* TASK BRIEF:
Each line below that includes the word "arrow" is to be reported.

Start of RECORDS FOR THE TASK

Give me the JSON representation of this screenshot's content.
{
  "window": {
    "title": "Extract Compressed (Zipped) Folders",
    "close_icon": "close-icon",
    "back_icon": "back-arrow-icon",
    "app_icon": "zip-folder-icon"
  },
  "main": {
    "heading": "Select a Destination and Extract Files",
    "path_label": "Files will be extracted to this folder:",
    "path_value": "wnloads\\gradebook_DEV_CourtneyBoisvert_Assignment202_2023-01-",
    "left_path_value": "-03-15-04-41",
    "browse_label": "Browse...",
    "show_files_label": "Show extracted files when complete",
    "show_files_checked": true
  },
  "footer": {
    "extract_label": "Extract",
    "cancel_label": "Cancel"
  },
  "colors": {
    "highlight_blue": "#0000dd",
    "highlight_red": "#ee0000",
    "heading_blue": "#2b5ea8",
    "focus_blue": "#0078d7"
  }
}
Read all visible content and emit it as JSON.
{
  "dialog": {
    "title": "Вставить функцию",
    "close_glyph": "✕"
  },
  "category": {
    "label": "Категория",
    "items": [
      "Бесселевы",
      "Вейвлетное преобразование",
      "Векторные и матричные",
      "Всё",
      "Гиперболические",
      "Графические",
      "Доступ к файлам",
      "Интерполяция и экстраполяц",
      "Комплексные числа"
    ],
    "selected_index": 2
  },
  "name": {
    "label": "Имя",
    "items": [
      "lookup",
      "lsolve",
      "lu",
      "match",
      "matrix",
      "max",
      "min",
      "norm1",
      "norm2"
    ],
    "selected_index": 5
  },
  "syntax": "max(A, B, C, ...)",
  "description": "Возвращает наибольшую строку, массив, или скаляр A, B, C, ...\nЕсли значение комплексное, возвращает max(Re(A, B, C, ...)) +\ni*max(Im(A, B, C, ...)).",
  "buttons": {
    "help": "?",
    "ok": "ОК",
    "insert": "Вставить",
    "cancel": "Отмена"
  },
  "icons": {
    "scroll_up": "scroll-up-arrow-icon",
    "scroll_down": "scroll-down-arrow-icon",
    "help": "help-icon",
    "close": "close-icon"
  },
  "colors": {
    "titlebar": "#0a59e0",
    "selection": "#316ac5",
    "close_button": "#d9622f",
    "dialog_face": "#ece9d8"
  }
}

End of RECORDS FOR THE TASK

* SOLVED PROBLEM:
    "back_icon": "back-arrow-icon",
    "scroll_up": "scroll-up-arrow-icon",
    "scroll_down": "scroll-down-arrow-icon",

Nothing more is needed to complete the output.